So, I’m not really big on blogging all the time. I’ll Tweet and post on Facebook pretty often (maybe too often for the good of my productivity). But now, I kinda felt the need to write about something that turned out to be a pretty interesting moment.
I’ve been taking trapeze classes at Esh Aerial Arts in Cambridge, MA for a while, now. There are a lot of reasons why I, at 47, took up the trapeze. I won’t go into them all, but I will say that two of the main reasons are that I wanted something new with which to strengthen parts of my body that have been weakened by injuries over the years (I’ve been lifting weights all my life, and hefting barbells just wasn’t fixing what had been smashed up, ripped, torn and broken) and I wanted to confront a fear of heights that I can trace back to when I fell out of a tree as a kid, crunching into every branch at contortionist angles on the way down and smacking onto concrete with a sound like that of an Atlantic sturgeon being euthanized with a cricket bat.
The recent incident I’m writing about now isn’t really about me. It really says a lot more about my amazing trapeze instructor Rachel Stewart and the talent of my friend RiN Waigand, a brilliant photographer who was in town visiting last week.
RiN came with me to Rachel’s trapeze class, and it really is a confluence of good fortune that she was in town, that she came to this particular class, and that she he had her camera with her.
Up to this point, I’ve been doing trapeze as something physical. Something to fix and strengthen my body in addition to weightlifting, riding my mountain bike, and all the other jock stuff I do. As I gained more confidence on the trapeze and the lyra (a big metal hoop hung from the ceiling on which aerialists perform), I beat down my fear of heights. I love the circus skills I’ve been gaining. Love the discipline and the focus. Rachel’s a great teacher, and so are the other people at Esh who have coached me, given me pointers and encouragement. I love the art form of trapeze. But I never considered the art form to be mine.

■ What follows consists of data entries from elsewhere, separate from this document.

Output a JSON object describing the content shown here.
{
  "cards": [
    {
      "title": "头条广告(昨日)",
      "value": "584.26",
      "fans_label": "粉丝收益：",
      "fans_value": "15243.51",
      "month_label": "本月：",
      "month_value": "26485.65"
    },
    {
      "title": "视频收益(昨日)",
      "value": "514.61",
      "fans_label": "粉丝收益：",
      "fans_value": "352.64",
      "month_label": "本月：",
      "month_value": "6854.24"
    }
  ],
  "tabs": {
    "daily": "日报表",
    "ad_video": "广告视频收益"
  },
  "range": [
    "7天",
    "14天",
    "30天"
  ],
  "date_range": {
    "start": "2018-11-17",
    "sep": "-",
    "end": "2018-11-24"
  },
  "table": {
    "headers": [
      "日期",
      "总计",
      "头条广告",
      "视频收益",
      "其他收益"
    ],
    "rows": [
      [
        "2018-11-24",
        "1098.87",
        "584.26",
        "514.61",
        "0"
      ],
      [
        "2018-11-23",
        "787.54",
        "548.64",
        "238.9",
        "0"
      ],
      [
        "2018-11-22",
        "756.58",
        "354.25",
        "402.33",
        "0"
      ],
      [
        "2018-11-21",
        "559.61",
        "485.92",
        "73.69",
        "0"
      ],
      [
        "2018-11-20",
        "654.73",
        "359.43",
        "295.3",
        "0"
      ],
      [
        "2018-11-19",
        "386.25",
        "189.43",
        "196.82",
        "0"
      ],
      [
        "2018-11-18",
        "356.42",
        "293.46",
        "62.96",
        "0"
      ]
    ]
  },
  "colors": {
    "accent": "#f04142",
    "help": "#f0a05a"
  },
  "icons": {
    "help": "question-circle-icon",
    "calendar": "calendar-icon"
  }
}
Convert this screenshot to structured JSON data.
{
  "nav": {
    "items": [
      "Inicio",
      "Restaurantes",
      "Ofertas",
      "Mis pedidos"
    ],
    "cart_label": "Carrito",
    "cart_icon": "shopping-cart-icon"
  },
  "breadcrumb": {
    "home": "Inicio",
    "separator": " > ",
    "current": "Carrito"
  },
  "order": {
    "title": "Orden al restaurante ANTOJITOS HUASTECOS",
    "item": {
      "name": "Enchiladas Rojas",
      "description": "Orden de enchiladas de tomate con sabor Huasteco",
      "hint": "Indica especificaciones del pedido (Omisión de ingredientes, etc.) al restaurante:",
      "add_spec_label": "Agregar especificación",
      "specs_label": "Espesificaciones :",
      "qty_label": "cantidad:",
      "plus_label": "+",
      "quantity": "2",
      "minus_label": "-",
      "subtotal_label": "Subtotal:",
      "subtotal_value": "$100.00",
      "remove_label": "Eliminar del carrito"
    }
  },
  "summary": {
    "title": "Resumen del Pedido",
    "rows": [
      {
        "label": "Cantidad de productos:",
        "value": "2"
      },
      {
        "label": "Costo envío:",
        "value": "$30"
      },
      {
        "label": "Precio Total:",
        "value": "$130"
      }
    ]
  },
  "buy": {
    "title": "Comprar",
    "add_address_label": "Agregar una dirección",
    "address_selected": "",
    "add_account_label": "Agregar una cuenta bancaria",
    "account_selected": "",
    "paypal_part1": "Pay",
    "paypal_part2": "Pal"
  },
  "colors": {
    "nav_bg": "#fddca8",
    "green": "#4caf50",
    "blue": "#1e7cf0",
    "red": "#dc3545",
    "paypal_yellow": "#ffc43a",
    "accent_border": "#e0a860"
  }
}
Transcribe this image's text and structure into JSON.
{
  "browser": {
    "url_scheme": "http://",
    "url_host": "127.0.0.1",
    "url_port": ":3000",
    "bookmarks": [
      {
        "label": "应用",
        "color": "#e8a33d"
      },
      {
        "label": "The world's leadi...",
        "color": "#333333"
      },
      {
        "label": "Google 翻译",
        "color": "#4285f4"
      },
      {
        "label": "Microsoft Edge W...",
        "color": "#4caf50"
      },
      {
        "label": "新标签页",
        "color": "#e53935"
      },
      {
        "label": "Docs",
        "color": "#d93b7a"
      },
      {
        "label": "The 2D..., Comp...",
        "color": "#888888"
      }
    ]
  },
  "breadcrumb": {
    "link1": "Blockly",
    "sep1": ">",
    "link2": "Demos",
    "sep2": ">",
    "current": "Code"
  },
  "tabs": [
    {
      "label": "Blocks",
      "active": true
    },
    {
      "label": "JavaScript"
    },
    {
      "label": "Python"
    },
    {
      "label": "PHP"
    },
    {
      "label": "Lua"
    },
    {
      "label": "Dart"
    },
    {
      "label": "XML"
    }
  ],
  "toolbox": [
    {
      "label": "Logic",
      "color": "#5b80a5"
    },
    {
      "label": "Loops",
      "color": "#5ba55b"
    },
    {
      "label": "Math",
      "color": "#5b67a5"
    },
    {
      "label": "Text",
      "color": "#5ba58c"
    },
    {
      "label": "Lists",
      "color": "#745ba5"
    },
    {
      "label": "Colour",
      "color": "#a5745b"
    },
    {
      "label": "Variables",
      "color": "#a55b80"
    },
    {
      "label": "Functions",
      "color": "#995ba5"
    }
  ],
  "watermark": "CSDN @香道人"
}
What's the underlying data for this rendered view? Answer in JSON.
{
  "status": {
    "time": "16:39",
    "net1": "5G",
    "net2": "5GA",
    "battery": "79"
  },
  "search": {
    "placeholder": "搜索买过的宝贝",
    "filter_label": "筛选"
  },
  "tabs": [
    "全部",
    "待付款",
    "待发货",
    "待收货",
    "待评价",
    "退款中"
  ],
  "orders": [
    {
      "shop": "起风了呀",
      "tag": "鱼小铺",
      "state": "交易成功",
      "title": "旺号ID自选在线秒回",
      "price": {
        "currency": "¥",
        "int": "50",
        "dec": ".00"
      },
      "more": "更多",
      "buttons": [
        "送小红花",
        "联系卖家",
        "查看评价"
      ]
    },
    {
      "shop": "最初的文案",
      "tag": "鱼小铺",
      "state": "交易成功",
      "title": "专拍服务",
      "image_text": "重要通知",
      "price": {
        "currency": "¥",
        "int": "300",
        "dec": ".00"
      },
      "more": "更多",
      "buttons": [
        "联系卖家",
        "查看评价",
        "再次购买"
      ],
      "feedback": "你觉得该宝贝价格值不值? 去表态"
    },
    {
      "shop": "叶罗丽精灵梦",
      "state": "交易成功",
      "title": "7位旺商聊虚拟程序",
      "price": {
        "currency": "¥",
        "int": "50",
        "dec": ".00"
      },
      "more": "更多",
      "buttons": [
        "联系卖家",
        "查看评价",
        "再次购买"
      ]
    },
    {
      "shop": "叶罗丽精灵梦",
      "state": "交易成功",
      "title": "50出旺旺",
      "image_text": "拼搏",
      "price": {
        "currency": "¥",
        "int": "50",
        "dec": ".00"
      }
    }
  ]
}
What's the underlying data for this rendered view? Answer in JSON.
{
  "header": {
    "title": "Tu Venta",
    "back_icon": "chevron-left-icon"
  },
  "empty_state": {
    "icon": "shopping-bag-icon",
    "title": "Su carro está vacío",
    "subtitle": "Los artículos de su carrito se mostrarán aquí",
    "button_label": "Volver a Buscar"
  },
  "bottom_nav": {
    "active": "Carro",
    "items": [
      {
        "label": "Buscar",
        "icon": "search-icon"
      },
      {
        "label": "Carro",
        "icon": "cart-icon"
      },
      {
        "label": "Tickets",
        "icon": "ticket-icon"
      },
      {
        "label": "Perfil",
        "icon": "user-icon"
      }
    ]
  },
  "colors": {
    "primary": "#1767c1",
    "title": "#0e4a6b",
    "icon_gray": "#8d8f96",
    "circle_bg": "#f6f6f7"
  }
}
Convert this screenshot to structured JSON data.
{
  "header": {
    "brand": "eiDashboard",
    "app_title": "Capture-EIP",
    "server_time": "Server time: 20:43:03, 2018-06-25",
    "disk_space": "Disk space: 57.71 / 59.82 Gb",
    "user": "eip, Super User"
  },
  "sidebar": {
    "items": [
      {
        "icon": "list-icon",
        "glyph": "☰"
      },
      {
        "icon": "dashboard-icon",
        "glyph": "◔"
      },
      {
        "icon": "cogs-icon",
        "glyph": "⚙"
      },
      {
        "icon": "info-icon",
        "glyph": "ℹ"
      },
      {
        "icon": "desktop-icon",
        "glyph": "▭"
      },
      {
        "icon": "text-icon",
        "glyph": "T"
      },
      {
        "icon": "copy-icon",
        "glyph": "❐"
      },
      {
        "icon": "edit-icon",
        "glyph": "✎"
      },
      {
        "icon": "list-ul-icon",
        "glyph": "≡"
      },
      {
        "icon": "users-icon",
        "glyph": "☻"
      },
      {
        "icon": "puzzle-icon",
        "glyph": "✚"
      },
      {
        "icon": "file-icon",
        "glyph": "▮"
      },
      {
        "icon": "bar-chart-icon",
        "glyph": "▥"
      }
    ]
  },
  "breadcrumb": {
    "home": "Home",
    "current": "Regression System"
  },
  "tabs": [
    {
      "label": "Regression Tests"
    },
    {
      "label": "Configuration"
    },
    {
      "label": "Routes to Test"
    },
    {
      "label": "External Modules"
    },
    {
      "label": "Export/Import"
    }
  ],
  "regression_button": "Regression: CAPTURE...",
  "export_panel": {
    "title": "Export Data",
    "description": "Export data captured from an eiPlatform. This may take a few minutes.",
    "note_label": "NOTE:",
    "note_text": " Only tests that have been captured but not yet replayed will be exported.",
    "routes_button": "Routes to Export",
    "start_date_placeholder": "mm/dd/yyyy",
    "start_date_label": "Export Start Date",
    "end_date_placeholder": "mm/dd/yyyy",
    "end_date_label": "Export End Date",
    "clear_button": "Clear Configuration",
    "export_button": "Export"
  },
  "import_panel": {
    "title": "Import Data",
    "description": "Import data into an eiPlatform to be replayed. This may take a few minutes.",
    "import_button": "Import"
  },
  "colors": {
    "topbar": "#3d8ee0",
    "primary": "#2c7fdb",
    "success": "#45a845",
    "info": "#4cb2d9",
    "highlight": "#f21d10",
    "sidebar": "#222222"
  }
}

But last week…
…RiN managed to capture a turning point.
Rachel had just taught me a move called the Iron Cross, which is done on the lyra by wrapping your arms around the canvas-covered chains supporting the lyra from the ceiling and extending your lower body out at an angle, with your feet off the lyra, so that you are holding yourself off the ground using only your arm strength and core strength. Your body from the shoulders down feels free from gravity, and you can move along all these amazing axes in space and for the first time, in that very moment, I felt… “Holy shit! I can actually express myself with trapeze!” This was the very moment that I realized maybe, just maybe, trapeze can some day be an art form I can use.
Here are the pics that RiN snapped of that moment.
There was this sudden sense that I could have a new relationship with gravity, and with how I could locate my body in space.
Rachel says that the Iron Cross is the move that is the most like flying. And yes, as a lifelong comic book geek, there was this weird, goofy exhilaration I felt for a second or two that I was doing something kinda superhero-ish.
I’ve done the Iron Cross a few more times on the lyra since this moment. And it’s been pretty great each time since. But this was… y’know… the moment. Just felt a need to share it. Thanks for sharing it with me. And thanks go out to Rachel for being such a great teacher and to RiN for letting me post these pics.